▶ [AIM OF THE EXERCISE]
Please count the lines in the listing below where the word "data" appears. Give the number only.

┄┄┄┄┄┄

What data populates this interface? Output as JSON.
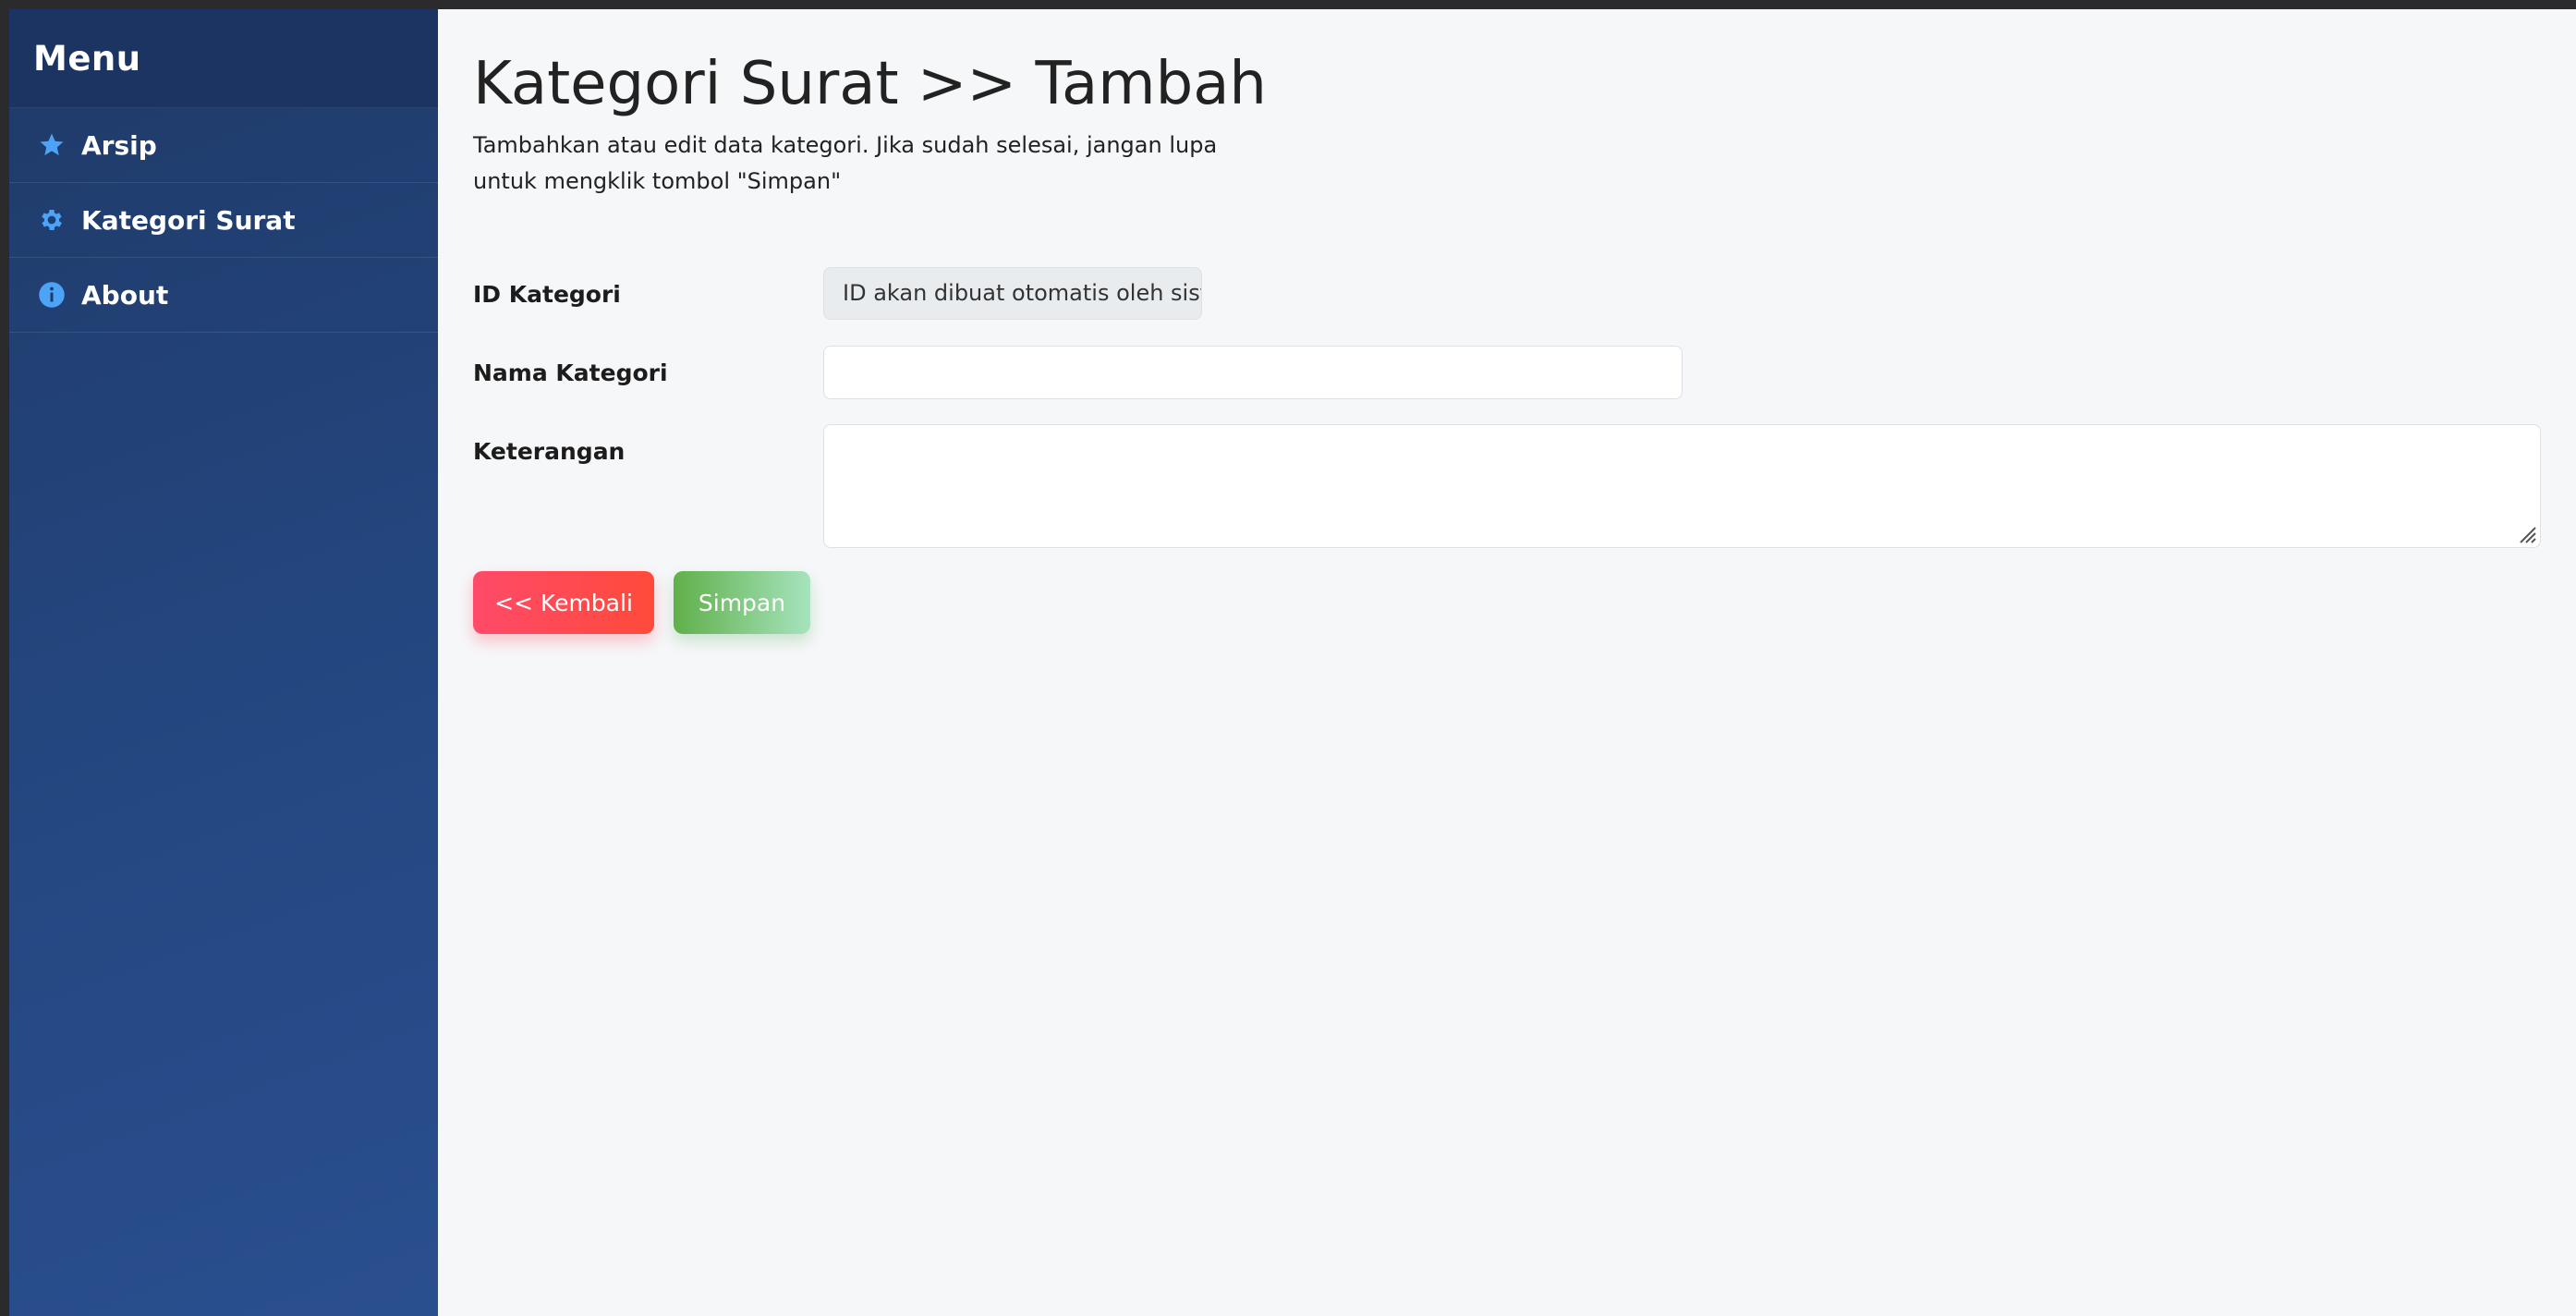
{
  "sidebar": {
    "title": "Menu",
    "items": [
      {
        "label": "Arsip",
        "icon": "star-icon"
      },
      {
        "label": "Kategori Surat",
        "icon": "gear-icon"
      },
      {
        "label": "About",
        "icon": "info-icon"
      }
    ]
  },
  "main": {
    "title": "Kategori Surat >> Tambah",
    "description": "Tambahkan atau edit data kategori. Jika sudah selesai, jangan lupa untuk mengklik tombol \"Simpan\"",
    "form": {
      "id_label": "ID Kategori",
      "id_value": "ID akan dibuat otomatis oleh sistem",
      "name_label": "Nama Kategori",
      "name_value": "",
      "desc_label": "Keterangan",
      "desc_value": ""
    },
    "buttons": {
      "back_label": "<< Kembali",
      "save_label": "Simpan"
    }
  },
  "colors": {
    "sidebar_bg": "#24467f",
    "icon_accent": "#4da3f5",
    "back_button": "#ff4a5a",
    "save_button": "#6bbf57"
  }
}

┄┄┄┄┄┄

▶ [OUTPUT OF THE EXERCISE]
2